In any case, just as the ad slogan “Go, Baby, Go” was becoming the impetus for a new consumer awareness, the movement to work in concert for common good disappeared. Any dream of uniting the horse racing industry died when the National Thoroughbred Racing Association began losing its charter to engage in advertising and marketing on behalf of its members. Today’s NTRA is but a shell of its once-formidable self – the industry-funded marketing machine that produced Tim Smith as de facto commissioner and Lori Petty as the uncommon party girl with a get-lucky attitude.

Key industry players such as Churchill Downs Incorporated and MI Developments have abandoned the NTRA, choosing to go it alone for the short term instead of sharing in the sport’s long-range development. Churchill Downs, Santa Anita, Gulfstream, Calder, the Fair Grounds, Arlington Park, Delaware Park and Penn National don’t contribute with dues or perspective. Unfortunately, these tracks further the problem that horse racing has always faced – that, despite different markets, each entity believes it competes with the others.

Moving in opposite direction, industry members never make a decision in “the best interests of the sport.” They’re so busy with the present that they can’t serve the future. Consensus is rare. Change occurs at a crawl. If ever the sport had a need for an individual to take charge, it is now. Unifying the sport for the second time by implementing the NTRA is an opportunity that’s politically improbable. But, if people really wanted, it’s not totally unfeasible. Those who don’t believe in Santa Claus, well…they’ll find a lump of coal in their stocking. Those, who do, may find presents they never imagined.

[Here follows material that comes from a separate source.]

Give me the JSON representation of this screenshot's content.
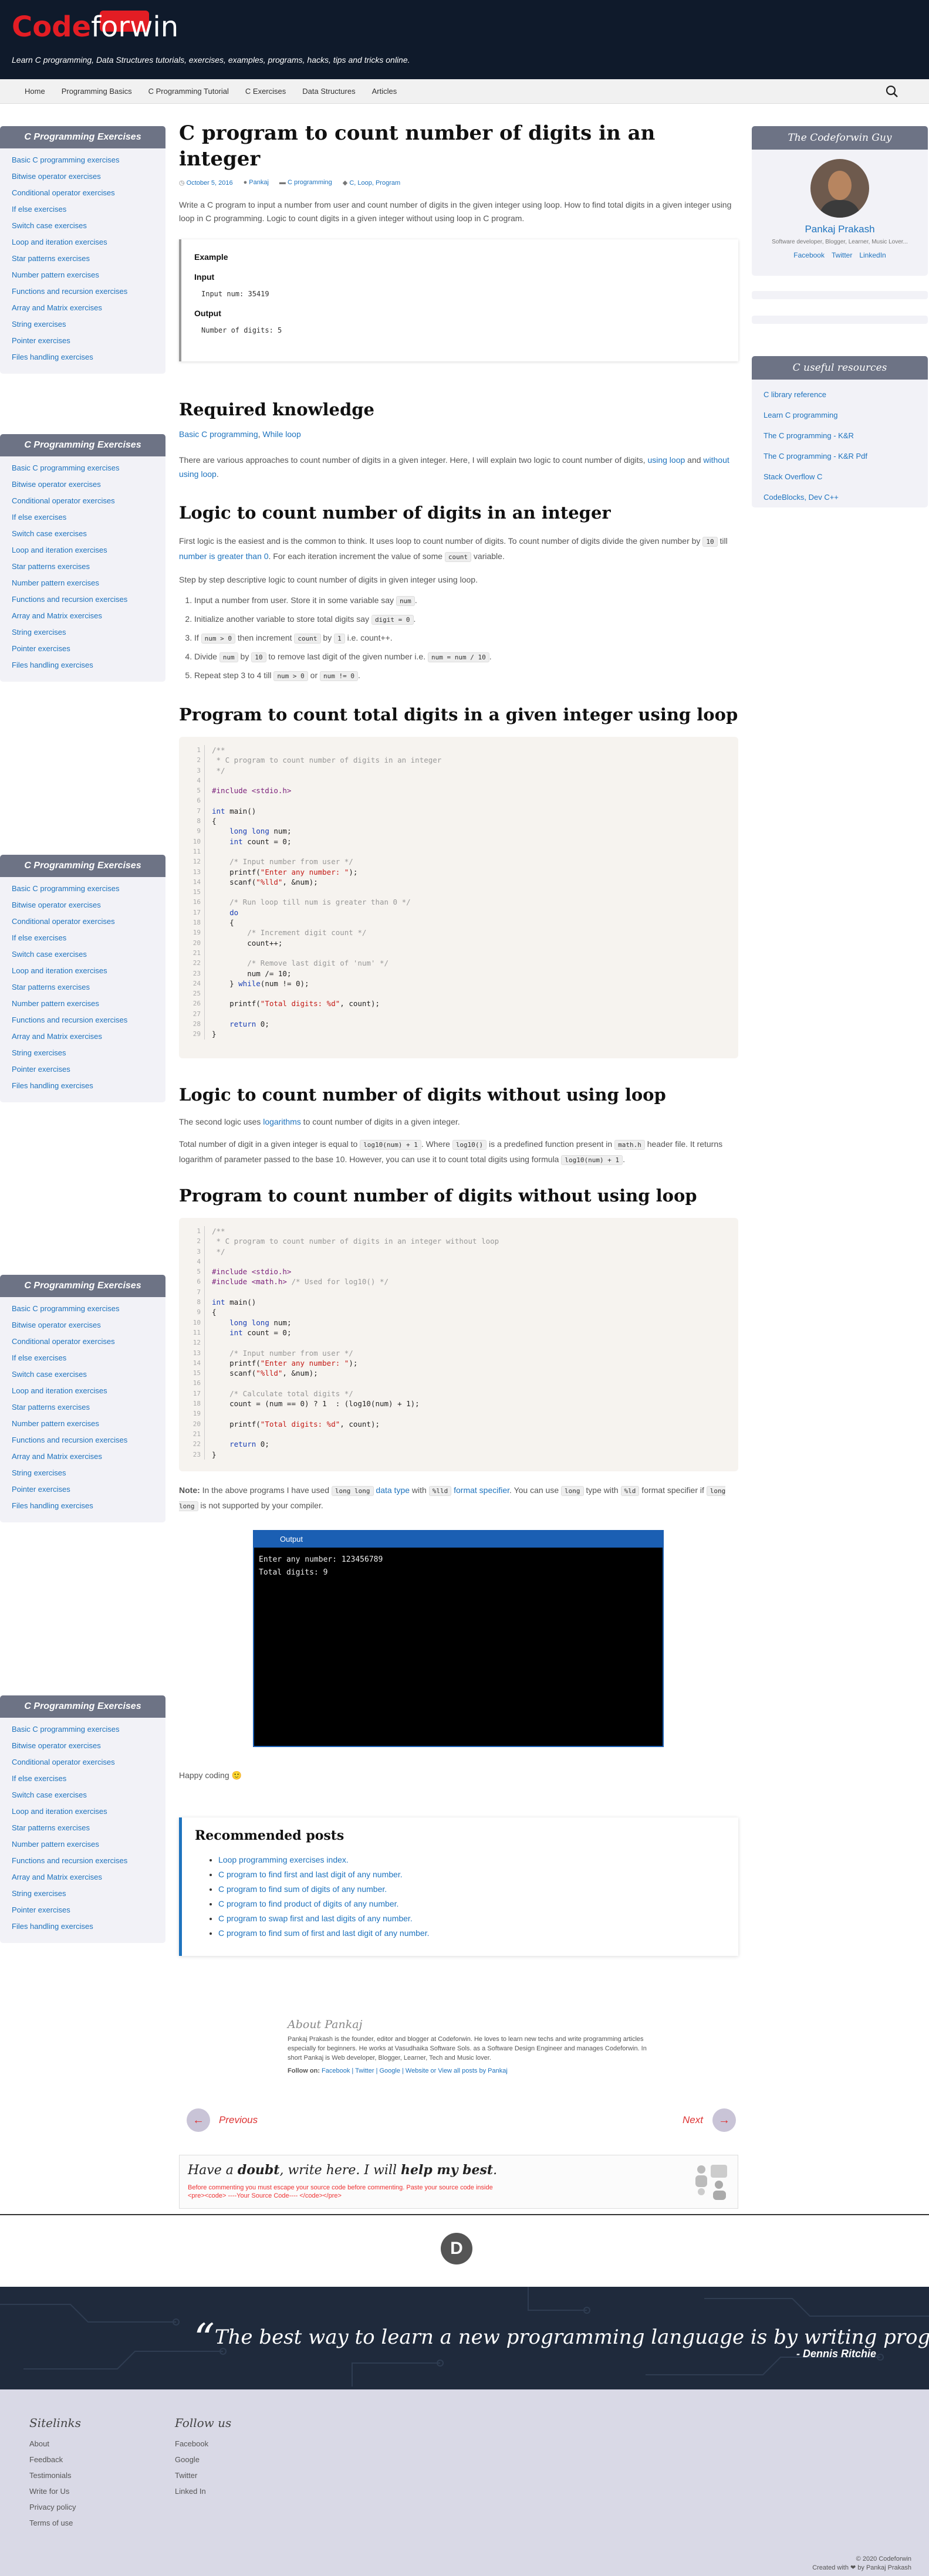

Four days down and eight to go in the run-up to Christmas. Read along every day to learn what horse racing's biggest wishes for the future might be. For the "Third Day of Christmas, hit http://bit.ly/eFcrsI.